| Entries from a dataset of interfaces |

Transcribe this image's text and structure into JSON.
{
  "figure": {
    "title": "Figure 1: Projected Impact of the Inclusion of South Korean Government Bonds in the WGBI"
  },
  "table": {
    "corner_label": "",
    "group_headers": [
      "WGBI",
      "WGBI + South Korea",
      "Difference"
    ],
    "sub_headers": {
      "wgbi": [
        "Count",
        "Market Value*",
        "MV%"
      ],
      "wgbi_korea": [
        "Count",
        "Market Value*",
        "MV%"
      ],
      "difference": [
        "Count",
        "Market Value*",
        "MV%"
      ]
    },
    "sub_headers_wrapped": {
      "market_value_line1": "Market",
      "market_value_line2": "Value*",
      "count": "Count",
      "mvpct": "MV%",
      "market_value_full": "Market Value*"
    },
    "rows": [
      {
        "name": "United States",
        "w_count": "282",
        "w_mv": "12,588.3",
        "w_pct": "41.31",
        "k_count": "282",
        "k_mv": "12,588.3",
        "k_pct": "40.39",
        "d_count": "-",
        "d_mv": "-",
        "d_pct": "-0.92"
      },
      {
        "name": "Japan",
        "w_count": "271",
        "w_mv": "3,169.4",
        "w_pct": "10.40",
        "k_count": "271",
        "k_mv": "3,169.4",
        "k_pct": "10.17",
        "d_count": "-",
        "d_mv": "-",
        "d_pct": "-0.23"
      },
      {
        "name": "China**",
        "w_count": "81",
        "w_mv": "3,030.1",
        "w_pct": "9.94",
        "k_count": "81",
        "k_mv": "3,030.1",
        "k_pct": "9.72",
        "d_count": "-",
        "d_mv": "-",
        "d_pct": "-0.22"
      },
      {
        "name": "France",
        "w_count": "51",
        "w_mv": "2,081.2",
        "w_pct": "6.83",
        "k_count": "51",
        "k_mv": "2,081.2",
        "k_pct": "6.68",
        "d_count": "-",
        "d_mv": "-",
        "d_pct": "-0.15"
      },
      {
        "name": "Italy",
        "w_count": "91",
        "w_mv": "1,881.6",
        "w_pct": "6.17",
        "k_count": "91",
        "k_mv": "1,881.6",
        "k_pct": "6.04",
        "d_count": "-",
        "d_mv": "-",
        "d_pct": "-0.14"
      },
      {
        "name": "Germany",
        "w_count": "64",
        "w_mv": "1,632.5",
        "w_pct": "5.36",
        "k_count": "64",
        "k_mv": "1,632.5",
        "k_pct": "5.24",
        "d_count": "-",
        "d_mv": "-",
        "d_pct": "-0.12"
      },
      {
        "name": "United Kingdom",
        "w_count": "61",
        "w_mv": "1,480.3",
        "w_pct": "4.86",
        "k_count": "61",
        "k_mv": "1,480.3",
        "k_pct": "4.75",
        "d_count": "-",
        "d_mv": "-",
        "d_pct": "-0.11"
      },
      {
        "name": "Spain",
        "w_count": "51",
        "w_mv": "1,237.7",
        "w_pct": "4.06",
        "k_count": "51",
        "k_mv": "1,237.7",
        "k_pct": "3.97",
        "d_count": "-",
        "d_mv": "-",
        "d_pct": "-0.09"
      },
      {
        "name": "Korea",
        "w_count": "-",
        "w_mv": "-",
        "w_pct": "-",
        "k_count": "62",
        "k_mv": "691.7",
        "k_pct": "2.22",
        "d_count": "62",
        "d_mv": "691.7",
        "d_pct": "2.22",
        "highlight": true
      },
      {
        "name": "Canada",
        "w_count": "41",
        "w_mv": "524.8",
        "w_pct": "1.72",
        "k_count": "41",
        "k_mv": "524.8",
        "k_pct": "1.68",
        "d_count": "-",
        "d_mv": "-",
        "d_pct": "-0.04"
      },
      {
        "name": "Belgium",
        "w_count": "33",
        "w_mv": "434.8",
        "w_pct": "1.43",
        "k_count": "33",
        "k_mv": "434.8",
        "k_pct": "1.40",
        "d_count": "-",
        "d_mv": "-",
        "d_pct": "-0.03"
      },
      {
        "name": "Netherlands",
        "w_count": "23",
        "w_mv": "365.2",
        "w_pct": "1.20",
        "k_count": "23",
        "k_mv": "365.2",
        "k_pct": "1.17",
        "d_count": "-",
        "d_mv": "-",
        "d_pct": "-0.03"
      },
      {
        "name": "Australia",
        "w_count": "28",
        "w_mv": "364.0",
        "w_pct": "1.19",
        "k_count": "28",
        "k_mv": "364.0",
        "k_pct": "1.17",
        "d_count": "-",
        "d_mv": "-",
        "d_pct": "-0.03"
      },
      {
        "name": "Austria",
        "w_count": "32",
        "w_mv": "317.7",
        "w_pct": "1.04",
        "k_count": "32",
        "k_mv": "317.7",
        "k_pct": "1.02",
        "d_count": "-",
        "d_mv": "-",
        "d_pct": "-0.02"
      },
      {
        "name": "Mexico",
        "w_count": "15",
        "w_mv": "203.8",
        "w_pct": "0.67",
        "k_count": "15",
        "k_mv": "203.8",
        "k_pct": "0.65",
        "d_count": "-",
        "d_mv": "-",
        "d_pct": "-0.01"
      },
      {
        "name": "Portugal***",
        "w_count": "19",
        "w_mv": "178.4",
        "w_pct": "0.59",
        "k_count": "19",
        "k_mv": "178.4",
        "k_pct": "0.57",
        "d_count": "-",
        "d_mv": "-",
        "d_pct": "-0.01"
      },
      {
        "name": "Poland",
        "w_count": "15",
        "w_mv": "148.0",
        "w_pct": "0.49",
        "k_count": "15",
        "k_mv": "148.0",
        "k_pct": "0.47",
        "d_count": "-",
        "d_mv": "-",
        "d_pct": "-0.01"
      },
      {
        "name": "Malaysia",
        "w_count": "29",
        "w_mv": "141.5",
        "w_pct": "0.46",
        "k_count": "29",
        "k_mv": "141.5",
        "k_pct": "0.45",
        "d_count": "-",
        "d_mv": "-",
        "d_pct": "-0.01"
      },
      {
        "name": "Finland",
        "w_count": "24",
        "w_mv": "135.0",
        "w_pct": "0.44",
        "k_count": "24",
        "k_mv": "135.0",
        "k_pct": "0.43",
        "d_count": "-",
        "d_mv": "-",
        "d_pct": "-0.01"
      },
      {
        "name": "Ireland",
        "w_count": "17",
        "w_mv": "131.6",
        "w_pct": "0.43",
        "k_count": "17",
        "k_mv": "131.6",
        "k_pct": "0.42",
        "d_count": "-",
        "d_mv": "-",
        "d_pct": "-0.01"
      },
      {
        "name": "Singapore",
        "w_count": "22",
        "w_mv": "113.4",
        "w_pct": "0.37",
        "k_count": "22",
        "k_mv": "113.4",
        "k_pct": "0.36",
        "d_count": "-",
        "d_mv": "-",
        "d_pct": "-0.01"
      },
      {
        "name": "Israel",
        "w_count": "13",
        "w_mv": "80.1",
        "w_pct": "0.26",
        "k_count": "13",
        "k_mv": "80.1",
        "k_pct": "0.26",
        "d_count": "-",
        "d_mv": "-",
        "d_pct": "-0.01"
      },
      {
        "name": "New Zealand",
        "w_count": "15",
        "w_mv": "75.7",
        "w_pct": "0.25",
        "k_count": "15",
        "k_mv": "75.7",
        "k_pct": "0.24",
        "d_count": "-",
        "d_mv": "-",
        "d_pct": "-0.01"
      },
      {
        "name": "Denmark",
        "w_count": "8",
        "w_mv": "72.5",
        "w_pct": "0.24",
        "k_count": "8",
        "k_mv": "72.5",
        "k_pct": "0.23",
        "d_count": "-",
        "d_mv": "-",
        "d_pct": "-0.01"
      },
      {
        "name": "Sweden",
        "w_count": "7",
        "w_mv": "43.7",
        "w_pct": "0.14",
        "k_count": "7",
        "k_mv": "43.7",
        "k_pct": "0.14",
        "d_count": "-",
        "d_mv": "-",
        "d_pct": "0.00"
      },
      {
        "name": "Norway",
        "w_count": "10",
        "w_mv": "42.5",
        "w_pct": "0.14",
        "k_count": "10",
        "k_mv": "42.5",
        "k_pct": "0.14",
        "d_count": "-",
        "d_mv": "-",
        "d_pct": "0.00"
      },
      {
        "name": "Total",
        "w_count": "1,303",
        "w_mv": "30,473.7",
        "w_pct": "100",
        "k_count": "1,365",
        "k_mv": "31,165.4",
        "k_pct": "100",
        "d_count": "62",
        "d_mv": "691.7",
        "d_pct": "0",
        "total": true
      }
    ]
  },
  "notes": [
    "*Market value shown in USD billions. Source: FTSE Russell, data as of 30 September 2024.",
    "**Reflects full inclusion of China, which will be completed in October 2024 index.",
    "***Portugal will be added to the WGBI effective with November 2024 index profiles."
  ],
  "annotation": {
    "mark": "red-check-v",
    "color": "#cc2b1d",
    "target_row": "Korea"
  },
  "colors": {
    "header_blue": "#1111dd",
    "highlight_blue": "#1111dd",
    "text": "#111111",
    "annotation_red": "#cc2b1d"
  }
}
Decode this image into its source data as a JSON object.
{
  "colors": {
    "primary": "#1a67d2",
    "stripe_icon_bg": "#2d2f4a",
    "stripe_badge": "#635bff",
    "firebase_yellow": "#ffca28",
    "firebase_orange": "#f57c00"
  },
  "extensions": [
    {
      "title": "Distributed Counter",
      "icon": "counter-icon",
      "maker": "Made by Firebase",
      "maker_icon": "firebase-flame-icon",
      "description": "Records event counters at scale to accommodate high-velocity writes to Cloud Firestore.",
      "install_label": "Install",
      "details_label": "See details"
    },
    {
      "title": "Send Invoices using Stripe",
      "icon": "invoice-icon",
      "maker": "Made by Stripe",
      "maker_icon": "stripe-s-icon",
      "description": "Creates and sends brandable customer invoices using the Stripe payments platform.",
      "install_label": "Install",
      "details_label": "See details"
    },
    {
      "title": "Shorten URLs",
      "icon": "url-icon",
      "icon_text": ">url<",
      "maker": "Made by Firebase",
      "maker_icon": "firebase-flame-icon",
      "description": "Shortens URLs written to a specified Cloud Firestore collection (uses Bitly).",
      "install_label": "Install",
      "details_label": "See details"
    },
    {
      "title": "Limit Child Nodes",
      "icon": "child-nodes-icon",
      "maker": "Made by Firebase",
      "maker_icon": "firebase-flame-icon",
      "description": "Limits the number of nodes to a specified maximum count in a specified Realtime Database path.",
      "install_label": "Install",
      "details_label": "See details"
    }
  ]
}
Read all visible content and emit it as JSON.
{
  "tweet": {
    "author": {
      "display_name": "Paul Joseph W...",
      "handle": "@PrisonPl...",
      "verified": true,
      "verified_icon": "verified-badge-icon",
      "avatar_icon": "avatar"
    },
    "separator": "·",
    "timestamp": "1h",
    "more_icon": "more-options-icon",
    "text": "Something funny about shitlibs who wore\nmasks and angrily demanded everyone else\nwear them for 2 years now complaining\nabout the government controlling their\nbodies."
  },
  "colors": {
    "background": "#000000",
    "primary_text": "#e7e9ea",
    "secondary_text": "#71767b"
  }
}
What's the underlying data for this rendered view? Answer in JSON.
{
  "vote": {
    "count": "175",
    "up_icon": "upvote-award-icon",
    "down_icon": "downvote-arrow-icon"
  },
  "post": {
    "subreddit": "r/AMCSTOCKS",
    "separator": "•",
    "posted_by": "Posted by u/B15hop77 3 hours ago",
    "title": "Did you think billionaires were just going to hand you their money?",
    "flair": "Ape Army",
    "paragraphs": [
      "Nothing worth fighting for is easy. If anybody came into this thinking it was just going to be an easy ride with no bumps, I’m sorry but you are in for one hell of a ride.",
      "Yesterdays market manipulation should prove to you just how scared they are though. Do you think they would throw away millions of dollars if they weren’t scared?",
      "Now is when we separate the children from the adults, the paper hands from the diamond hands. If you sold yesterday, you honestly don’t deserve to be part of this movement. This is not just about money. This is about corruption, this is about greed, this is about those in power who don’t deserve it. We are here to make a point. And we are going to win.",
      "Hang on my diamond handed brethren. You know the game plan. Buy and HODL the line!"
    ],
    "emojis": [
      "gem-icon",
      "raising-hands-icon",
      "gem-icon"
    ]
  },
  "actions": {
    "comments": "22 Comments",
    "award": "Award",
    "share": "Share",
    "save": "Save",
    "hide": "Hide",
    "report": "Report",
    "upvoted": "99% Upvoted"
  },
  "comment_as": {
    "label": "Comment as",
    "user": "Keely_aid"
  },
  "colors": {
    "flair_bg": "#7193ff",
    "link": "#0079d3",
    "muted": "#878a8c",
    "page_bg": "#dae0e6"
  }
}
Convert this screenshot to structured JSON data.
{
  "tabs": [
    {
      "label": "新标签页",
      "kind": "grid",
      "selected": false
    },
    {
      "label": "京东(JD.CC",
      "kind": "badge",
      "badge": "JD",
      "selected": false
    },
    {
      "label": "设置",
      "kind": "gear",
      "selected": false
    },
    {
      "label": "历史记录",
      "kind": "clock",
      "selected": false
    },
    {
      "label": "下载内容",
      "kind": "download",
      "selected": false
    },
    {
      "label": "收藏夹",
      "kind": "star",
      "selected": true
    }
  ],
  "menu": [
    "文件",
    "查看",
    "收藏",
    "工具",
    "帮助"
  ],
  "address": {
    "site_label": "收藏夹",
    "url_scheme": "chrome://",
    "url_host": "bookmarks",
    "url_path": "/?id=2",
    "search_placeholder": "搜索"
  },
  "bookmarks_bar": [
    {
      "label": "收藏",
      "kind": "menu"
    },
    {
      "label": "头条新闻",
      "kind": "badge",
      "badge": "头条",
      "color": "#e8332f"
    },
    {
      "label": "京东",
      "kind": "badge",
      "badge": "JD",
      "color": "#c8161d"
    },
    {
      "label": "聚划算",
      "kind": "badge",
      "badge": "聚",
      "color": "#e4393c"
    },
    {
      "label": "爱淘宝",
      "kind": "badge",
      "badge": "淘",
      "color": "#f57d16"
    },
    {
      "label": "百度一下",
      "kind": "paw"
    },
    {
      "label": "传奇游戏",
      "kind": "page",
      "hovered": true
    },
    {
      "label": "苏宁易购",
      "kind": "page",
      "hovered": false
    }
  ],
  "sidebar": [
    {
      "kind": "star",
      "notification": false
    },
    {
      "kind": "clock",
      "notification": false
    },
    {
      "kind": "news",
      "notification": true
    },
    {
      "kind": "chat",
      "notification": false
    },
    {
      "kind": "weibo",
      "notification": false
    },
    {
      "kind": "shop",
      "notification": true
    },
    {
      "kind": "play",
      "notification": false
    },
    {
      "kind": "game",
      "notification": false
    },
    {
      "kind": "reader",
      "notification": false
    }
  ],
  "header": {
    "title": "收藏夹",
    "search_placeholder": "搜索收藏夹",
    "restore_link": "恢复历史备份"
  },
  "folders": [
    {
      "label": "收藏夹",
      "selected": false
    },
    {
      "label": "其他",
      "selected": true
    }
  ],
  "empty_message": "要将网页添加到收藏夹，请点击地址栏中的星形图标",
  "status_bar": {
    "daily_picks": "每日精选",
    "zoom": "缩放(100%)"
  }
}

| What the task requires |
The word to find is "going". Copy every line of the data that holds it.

| Problem solution |
    "title": "Did you think billionaires were just going to hand you their money?",
      "Nothing worth fighting for is easy. If anybody came into this thinking it was just going to be an easy ride with no bumps, I’m sorry but you are in for one hell of a ride.",
      "Now is when we separate the children from the adults, the paper hands from the diamond hands. If you sold yesterday, you honestly don’t deserve to be part of this movement. This is not just about money. This is about corruption, this is about greed, this is about those in power who don’t deserve it. We are here to make a point. And we are going to win.",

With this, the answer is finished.